### [Assignment]
Reproduce each record exactly, leaving out no line.
*** Dataset extract Section Begins ***
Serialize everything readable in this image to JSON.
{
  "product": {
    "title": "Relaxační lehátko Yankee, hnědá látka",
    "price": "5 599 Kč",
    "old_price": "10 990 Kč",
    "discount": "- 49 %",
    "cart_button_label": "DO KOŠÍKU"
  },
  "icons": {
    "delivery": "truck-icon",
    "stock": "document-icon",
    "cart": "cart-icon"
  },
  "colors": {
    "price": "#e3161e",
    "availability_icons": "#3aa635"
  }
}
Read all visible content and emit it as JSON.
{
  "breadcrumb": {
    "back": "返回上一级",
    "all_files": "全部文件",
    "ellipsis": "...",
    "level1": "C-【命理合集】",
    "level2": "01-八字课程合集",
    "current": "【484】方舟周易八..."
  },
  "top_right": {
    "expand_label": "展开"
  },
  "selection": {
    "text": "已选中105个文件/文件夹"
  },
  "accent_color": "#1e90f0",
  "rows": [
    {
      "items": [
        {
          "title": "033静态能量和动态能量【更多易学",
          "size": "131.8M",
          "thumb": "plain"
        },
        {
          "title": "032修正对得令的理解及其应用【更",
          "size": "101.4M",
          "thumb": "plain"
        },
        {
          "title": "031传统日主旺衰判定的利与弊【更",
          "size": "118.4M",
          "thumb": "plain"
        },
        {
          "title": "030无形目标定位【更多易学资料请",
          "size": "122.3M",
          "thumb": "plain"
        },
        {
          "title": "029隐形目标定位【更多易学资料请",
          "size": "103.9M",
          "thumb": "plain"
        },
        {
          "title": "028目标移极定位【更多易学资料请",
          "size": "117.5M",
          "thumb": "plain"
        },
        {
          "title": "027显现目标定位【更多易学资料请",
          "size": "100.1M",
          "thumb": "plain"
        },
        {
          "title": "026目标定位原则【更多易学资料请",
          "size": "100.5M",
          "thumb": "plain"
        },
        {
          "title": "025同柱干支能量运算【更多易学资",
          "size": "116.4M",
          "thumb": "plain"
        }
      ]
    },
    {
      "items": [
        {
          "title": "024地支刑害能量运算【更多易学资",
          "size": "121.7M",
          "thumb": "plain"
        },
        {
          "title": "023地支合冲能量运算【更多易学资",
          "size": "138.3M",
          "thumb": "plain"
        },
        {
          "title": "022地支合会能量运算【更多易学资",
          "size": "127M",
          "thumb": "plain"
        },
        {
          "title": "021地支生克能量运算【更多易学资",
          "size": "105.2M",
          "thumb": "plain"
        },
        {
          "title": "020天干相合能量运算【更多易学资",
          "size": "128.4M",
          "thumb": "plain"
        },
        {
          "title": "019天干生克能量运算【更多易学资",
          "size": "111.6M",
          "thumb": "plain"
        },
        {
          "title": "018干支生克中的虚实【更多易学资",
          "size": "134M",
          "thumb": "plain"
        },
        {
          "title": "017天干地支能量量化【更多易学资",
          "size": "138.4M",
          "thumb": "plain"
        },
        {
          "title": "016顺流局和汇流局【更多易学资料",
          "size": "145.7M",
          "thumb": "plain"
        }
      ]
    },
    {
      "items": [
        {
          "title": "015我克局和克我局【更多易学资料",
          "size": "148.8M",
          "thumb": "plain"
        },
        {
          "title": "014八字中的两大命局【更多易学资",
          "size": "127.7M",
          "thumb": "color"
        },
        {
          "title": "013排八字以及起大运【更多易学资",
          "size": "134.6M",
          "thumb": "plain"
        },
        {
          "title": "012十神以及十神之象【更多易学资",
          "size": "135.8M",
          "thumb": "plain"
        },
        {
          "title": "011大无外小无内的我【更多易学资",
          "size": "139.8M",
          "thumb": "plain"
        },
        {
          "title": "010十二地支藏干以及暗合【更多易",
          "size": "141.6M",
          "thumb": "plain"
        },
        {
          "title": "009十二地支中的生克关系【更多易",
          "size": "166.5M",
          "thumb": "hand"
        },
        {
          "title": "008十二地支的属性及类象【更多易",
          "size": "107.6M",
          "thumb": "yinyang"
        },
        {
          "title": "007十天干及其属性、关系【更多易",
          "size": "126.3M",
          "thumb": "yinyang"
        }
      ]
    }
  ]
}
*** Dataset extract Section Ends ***
### [Solution to this exercise]
Serialize everything readable in this image to JSON.
{
  "product": {
    "title": "Relaxační lehátko Yankee, hnědá látka",
    "price": "5 599 Kč",
    "old_price": "10 990 Kč",
    "discount": "- 49 %",
    "cart_button_label": "DO KOŠÍKU"
  },
  "icons": {
    "delivery": "truck-icon",
    "stock": "document-icon",
    "cart": "cart-icon"
  },
  "colors": {
    "price": "#e3161e",
    "availability_icons": "#3aa635"
  }
}
Read all visible content and emit it as JSON.
{
  "breadcrumb": {
    "back": "返回上一级",
    "all_files": "全部文件",
    "ellipsis": "...",
    "level1": "C-【命理合集】",
    "level2": "01-八字课程合集",
    "current": "【484】方舟周易八..."
  },
  "top_right": {
    "expand_label": "展开"
  },
  "selection": {
    "text": "已选中105个文件/文件夹"
  },
  "accent_color": "#1e90f0",
  "rows": [
    {
      "items": [
        {
          "title": "033静态能量和动态能量【更多易学",
          "size": "131.8M",
          "thumb": "plain"
        },
        {
          "title": "032修正对得令的理解及其应用【更",
          "size": "101.4M",
          "thumb": "plain"
        },
        {
          "title": "031传统日主旺衰判定的利与弊【更",
          "size": "118.4M",
          "thumb": "plain"
        },
        {
          "title": "030无形目标定位【更多易学资料请",
          "size": "122.3M",
          "thumb": "plain"
        },
        {
          "title": "029隐形目标定位【更多易学资料请",
          "size": "103.9M",
          "thumb": "plain"
        },
        {
          "title": "028目标移极定位【更多易学资料请",
          "size": "117.5M",
          "thumb": "plain"
        },
        {
          "title": "027显现目标定位【更多易学资料请",
          "size": "100.1M",
          "thumb": "plain"
        },
        {
          "title": "026目标定位原则【更多易学资料请",
          "size": "100.5M",
          "thumb": "plain"
        },
        {
          "title": "025同柱干支能量运算【更多易学资",
          "size": "116.4M",
          "thumb": "plain"
        }
      ]
    },
    {
      "items": [
        {
          "title": "024地支刑害能量运算【更多易学资",
          "size": "121.7M",
          "thumb": "plain"
        },
        {
          "title": "023地支合冲能量运算【更多易学资",
          "size": "138.3M",
          "thumb": "plain"
        },
        {
          "title": "022地支合会能量运算【更多易学资",
          "size": "127M",
          "thumb": "plain"
        },
        {
          "title": "021地支生克能量运算【更多易学资",
          "size": "105.2M",
          "thumb": "plain"
        },
        {
          "title": "020天干相合能量运算【更多易学资",
          "size": "128.4M",
          "thumb": "plain"
        },
        {
          "title": "019天干生克能量运算【更多易学资",
          "size": "111.6M",
          "thumb": "plain"
        },
        {
          "title": "018干支生克中的虚实【更多易学资",
          "size": "134M",
          "thumb": "plain"
        },
        {
          "title": "017天干地支能量量化【更多易学资",
          "size": "138.4M",
          "thumb": "plain"
        },
        {
          "title": "016顺流局和汇流局【更多易学资料",
          "size": "145.7M",
          "thumb": "plain"
        }
      ]
    },
    {
      "items": [
        {
          "title": "015我克局和克我局【更多易学资料",
          "size": "148.8M",
          "thumb": "plain"
        },
        {
          "title": "014八字中的两大命局【更多易学资",
          "size": "127.7M",
          "thumb": "color"
        },
        {
          "title": "013排八字以及起大运【更多易学资",
          "size": "134.6M",
          "thumb": "plain"
        },
        {
          "title": "012十神以及十神之象【更多易学资",
          "size": "135.8M",
          "thumb": "plain"
        },
        {
          "title": "011大无外小无内的我【更多易学资",
          "size": "139.8M",
          "thumb": "plain"
        },
        {
          "title": "010十二地支藏干以及暗合【更多易",
          "size": "141.6M",
          "thumb": "plain"
        },
        {
          "title": "009十二地支中的生克关系【更多易",
          "size": "166.5M",
          "thumb": "hand"
        },
        {
          "title": "008十二地支的属性及类象【更多易",
          "size": "107.6M",
          "thumb": "yinyang"
        },
        {
          "title": "007十天干及其属性、关系【更多易",
          "size": "126.3M",
          "thumb": "yinyang"
        }
      ]
    }
  ]
}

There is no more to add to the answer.